* **TASK ITEM**:
Return, from the data below, each line that contains the word "header".

INPUT Block Start

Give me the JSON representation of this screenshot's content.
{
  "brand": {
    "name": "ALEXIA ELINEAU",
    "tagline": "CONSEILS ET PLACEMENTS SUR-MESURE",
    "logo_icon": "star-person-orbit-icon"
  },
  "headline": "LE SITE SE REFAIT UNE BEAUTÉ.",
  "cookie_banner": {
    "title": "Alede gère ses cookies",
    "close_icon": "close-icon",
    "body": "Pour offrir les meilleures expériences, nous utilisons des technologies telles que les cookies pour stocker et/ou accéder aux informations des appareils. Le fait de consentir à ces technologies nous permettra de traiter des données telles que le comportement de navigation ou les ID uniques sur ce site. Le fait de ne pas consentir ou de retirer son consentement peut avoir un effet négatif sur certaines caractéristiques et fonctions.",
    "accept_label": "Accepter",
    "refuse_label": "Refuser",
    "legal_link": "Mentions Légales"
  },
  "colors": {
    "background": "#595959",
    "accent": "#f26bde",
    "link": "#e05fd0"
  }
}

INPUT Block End
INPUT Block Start

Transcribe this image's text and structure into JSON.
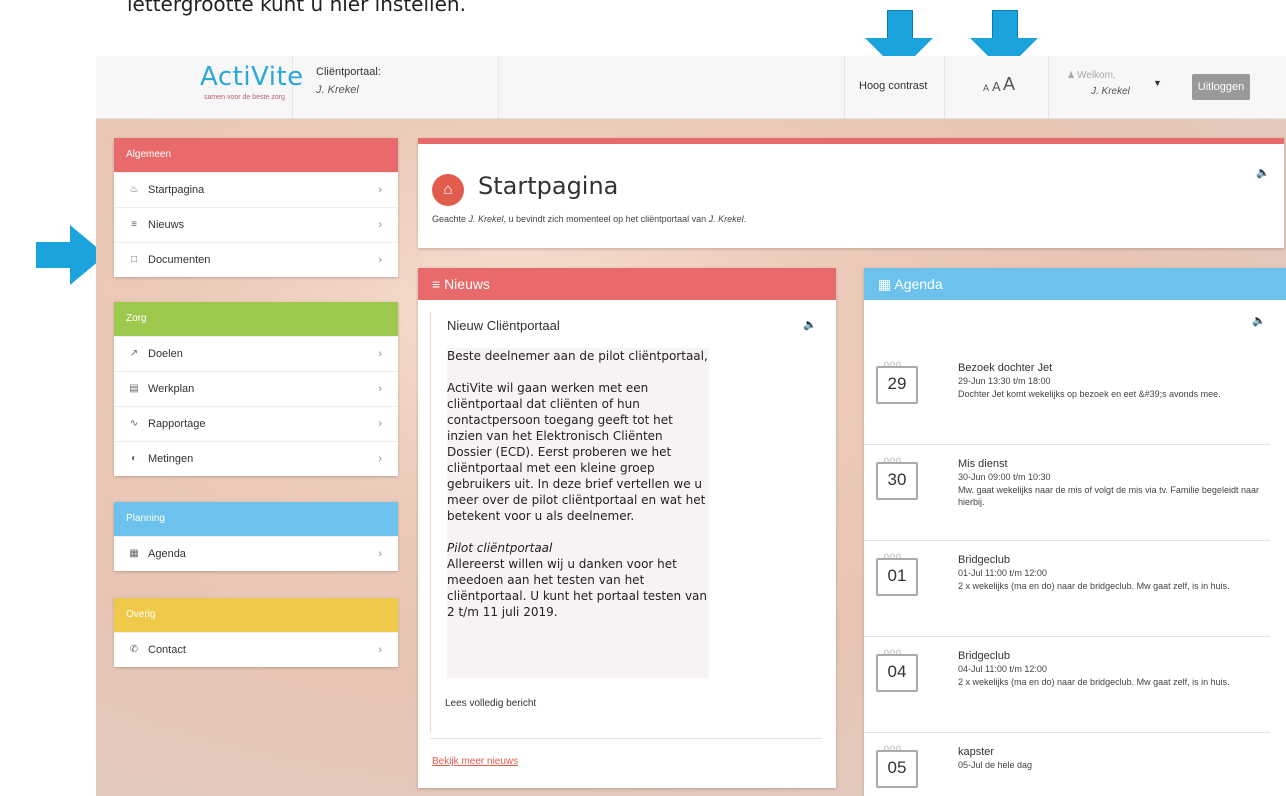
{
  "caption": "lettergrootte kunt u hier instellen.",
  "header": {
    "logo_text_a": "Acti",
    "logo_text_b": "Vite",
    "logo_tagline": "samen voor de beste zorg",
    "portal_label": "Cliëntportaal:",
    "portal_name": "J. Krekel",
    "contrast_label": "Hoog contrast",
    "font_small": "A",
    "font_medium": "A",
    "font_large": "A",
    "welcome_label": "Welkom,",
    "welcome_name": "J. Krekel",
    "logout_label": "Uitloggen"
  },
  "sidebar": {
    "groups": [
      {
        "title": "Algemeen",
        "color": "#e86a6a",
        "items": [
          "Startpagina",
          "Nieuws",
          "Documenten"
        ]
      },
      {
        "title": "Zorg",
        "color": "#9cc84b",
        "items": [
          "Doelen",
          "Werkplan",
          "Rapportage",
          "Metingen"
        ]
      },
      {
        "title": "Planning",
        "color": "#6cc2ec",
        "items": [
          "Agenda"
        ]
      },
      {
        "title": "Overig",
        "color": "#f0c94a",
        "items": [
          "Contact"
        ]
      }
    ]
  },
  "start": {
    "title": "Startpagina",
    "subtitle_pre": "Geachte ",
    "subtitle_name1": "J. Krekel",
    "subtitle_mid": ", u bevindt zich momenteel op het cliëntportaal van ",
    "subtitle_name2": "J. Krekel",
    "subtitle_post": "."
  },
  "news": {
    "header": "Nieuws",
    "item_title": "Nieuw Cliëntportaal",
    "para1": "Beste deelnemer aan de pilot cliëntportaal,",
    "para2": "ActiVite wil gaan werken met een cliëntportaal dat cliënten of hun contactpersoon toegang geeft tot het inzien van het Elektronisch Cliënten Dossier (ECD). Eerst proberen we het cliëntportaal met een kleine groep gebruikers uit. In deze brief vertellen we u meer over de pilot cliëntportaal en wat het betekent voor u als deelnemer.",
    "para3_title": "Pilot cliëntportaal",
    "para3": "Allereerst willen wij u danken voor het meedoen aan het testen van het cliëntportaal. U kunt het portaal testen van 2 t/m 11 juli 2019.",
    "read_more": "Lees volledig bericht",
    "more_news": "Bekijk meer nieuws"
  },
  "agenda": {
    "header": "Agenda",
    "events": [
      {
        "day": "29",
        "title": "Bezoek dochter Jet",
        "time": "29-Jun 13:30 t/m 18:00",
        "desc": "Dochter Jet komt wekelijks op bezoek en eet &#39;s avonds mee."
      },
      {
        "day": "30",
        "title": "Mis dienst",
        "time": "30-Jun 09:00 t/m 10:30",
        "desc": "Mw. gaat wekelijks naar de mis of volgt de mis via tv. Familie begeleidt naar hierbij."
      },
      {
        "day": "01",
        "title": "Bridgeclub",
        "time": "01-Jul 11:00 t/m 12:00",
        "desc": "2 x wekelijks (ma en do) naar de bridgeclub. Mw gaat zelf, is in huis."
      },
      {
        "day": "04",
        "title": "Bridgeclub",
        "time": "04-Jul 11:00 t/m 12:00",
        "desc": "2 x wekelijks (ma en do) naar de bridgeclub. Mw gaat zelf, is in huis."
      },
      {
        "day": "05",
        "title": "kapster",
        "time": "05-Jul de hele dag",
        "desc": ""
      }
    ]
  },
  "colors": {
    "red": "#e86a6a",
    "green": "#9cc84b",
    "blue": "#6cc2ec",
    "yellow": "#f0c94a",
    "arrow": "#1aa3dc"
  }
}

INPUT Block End

* **RESULT OF THIS EXERCISE**:
  "header": {
    "header": "Nieuws",
    "header": "Agenda",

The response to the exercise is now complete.